- **Information shown**:
========

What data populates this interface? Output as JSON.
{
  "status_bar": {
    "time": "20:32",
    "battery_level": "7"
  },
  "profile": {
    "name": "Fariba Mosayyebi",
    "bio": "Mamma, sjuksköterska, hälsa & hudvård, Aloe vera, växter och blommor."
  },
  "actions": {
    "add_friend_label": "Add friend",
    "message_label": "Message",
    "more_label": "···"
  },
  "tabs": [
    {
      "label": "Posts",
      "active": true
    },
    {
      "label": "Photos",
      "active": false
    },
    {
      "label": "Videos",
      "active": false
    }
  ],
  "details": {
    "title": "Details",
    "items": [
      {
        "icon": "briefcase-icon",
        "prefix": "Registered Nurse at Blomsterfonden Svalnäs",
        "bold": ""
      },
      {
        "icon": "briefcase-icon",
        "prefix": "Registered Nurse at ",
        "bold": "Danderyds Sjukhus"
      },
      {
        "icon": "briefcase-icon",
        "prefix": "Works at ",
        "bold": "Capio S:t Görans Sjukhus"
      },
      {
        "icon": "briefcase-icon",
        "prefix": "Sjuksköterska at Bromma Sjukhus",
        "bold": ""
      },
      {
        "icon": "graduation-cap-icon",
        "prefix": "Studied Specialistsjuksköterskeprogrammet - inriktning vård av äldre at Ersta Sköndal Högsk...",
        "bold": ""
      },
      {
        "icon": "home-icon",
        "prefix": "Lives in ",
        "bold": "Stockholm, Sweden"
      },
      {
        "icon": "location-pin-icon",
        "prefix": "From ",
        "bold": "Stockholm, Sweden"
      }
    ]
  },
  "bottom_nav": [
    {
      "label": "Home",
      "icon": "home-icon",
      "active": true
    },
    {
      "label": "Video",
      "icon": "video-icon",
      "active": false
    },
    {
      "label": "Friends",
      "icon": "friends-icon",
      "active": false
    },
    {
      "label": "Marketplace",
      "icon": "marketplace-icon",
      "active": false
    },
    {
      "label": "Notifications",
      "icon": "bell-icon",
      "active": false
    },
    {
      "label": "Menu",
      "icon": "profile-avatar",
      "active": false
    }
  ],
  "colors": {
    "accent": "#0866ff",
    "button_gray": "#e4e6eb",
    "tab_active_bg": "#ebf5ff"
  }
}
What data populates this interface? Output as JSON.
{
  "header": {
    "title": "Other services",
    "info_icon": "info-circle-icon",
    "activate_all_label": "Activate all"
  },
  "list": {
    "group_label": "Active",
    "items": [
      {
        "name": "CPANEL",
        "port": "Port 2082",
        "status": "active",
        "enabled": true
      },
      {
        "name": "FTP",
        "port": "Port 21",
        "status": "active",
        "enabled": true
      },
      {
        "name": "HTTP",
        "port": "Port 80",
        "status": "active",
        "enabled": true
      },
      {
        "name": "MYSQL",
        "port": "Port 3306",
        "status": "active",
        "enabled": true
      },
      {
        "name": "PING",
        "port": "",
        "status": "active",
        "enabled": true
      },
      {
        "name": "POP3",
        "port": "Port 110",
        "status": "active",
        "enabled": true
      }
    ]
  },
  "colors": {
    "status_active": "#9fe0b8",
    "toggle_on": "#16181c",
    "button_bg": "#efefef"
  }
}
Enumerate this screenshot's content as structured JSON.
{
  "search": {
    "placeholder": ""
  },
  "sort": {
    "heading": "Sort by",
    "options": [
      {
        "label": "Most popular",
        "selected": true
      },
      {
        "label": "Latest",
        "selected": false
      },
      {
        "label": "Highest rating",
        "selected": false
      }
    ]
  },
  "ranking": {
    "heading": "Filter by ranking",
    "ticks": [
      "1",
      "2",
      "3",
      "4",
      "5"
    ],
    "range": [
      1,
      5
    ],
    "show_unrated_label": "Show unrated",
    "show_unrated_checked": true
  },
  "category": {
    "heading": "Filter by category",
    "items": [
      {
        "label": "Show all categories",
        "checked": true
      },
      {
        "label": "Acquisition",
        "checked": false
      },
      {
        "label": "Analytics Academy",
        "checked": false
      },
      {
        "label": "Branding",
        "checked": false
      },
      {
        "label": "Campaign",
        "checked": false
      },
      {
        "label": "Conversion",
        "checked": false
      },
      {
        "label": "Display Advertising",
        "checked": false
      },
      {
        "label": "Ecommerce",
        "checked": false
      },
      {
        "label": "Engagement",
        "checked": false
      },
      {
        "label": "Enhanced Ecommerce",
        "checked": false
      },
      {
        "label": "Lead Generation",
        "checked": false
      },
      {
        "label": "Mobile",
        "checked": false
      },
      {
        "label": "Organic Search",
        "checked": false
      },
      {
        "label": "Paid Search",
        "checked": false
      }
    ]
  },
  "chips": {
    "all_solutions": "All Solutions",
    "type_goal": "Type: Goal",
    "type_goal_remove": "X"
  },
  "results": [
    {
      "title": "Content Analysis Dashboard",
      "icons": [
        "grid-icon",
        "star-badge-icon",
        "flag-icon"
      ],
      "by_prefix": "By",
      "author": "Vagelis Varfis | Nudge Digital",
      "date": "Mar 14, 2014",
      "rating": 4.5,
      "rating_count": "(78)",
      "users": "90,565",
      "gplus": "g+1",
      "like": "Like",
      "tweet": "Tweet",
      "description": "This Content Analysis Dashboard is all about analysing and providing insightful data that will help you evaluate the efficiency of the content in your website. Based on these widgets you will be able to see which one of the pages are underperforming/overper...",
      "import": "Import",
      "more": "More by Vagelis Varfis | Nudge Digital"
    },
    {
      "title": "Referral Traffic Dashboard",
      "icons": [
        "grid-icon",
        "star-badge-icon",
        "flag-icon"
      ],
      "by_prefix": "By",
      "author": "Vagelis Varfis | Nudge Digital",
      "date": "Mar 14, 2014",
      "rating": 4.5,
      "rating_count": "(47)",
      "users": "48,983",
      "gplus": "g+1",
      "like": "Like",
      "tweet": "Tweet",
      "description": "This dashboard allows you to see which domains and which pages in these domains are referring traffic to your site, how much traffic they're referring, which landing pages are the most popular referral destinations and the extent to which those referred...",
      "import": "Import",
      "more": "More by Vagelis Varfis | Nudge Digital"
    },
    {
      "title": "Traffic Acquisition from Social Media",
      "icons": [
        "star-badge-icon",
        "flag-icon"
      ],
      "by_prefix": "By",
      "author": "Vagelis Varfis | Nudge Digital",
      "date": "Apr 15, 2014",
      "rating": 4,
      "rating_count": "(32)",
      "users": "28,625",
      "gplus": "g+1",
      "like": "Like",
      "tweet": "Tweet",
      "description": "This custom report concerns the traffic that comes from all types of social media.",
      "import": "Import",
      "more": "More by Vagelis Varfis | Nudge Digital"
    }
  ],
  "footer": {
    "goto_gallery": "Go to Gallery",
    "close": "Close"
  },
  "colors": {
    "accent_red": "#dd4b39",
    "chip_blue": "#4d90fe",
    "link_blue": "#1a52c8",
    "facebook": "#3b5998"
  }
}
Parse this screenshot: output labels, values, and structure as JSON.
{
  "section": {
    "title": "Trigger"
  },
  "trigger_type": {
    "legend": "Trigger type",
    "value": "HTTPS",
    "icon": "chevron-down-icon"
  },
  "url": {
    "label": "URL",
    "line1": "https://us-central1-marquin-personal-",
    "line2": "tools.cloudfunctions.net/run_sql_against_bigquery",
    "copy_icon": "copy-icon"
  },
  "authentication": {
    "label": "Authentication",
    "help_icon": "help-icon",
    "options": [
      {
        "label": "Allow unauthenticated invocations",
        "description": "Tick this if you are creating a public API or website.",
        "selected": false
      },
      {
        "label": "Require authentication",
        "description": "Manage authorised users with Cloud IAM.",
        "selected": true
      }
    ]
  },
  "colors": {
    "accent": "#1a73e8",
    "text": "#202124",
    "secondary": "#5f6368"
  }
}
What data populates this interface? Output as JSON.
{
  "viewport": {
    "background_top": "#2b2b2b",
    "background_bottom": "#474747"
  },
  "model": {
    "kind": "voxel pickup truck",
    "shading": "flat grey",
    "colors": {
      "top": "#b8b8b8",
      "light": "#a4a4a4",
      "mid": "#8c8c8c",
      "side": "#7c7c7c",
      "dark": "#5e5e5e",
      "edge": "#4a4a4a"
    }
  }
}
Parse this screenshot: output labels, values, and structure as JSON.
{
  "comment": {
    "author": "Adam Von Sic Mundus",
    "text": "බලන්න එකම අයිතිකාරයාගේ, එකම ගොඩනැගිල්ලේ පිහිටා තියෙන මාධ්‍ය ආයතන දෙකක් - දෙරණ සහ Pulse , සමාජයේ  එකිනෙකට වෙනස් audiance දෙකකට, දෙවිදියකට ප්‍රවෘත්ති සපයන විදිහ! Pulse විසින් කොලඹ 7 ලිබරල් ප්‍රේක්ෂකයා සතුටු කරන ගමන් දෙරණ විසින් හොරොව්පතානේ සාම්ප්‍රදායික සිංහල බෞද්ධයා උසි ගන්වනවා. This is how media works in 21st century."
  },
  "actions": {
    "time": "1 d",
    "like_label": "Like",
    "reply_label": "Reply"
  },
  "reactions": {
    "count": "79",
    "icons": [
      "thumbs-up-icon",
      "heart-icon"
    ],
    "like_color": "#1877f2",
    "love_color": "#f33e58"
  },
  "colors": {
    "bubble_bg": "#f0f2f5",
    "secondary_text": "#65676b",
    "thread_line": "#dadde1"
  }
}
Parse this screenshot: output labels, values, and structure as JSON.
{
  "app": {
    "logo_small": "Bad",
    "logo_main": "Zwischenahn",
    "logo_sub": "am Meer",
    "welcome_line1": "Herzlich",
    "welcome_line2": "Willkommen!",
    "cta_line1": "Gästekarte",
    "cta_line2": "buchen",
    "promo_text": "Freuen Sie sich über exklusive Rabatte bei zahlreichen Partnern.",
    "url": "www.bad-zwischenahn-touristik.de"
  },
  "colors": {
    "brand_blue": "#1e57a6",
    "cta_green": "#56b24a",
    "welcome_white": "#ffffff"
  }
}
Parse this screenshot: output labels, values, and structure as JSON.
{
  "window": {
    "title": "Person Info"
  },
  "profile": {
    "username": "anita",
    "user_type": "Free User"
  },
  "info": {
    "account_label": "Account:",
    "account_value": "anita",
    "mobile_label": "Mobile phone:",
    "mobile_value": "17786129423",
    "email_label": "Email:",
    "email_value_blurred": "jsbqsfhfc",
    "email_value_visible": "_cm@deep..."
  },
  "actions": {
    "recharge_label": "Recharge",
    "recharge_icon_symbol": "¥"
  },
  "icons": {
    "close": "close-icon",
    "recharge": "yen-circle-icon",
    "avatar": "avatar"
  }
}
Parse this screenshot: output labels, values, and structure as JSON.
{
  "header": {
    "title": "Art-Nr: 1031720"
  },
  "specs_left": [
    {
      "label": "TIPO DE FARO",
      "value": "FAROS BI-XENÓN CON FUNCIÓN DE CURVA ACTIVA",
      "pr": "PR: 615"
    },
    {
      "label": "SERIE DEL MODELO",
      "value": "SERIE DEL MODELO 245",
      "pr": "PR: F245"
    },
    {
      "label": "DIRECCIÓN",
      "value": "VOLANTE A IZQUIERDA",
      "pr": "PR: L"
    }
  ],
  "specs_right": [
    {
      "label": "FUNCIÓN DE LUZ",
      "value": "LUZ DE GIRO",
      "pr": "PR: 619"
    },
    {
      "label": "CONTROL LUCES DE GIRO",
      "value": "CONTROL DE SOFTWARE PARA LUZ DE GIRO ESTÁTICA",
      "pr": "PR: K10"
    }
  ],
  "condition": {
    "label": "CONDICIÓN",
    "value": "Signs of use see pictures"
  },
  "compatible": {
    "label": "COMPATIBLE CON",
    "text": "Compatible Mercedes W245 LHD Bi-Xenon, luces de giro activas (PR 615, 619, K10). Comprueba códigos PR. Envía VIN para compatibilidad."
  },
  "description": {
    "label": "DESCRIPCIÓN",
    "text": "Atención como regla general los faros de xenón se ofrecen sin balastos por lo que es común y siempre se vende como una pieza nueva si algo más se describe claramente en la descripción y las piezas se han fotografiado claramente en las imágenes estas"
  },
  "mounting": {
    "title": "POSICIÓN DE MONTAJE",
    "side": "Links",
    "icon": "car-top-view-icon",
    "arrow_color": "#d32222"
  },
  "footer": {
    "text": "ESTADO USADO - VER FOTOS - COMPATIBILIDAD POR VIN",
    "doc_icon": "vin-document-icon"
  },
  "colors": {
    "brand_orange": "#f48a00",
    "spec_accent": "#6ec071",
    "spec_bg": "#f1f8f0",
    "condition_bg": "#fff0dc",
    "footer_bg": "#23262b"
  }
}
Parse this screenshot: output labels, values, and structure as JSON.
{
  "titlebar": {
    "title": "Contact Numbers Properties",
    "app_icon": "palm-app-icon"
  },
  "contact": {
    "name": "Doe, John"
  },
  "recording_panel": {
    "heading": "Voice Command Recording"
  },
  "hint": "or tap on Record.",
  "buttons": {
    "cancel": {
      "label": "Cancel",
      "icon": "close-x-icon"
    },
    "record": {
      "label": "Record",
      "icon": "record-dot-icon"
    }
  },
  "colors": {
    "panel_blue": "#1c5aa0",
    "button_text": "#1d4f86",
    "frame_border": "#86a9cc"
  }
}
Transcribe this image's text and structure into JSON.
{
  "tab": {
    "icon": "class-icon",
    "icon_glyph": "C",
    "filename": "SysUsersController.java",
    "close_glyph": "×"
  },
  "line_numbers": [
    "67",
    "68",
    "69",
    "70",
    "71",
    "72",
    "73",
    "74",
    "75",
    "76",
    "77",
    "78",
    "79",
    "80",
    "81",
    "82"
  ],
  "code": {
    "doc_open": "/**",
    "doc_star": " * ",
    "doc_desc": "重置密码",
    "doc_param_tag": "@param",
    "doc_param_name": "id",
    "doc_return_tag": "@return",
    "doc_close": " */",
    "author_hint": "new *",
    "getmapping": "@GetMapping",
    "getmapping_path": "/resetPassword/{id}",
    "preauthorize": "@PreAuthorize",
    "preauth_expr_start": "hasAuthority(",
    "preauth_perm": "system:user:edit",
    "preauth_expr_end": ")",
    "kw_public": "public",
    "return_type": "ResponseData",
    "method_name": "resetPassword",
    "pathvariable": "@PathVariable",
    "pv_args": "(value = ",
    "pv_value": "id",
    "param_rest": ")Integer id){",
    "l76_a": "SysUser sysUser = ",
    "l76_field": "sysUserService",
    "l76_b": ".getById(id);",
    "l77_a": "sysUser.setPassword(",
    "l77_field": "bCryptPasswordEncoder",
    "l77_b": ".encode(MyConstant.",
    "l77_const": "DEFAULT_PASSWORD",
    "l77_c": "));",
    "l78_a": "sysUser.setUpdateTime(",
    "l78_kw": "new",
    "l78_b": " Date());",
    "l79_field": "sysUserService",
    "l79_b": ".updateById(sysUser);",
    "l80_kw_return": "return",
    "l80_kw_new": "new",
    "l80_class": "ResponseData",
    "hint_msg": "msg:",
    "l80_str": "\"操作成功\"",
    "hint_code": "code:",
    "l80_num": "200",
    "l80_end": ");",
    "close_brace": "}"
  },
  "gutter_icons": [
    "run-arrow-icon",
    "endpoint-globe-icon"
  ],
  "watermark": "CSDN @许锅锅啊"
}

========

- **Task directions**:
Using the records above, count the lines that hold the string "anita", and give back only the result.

- **Exercise output**:
2